#### PROBLEM DESCRIPTION
Make an exact copy of the records, and keep the pictures out of it.

#### RECORDS FOR THIS TASK
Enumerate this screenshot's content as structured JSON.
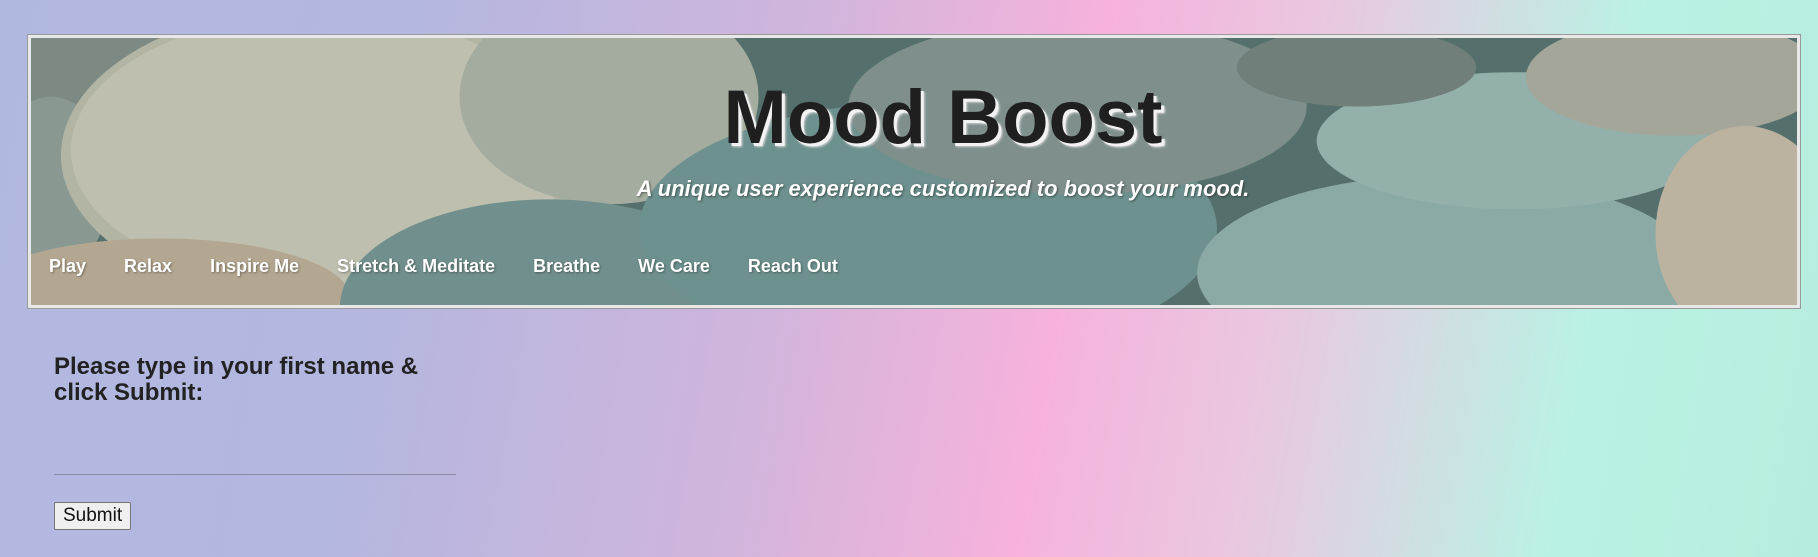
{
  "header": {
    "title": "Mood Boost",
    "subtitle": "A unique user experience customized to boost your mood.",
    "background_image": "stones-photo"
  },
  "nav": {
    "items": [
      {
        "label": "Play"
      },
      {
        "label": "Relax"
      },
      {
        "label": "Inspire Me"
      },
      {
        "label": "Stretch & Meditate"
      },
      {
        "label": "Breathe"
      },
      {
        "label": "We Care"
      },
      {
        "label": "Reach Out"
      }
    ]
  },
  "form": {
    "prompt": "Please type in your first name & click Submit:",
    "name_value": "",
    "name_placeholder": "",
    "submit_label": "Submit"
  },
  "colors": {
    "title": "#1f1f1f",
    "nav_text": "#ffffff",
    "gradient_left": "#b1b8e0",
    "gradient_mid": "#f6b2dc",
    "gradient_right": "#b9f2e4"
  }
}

#### THE ANSWER
Enumerate this screenshot's content as structured JSON.
{
  "header": {
    "title": "Mood Boost",
    "subtitle": "A unique user experience customized to boost your mood.",
    "background_image": "stones-photo"
  },
  "nav": {
    "items": [
      {
        "label": "Play"
      },
      {
        "label": "Relax"
      },
      {
        "label": "Inspire Me"
      },
      {
        "label": "Stretch & Meditate"
      },
      {
        "label": "Breathe"
      },
      {
        "label": "We Care"
      },
      {
        "label": "Reach Out"
      }
    ]
  },
  "form": {
    "prompt": "Please type in your first name & click Submit:",
    "name_value": "",
    "name_placeholder": "",
    "submit_label": "Submit"
  },
  "colors": {
    "title": "#1f1f1f",
    "nav_text": "#ffffff",
    "gradient_left": "#b1b8e0",
    "gradient_mid": "#f6b2dc",
    "gradient_right": "#b9f2e4"
  }
}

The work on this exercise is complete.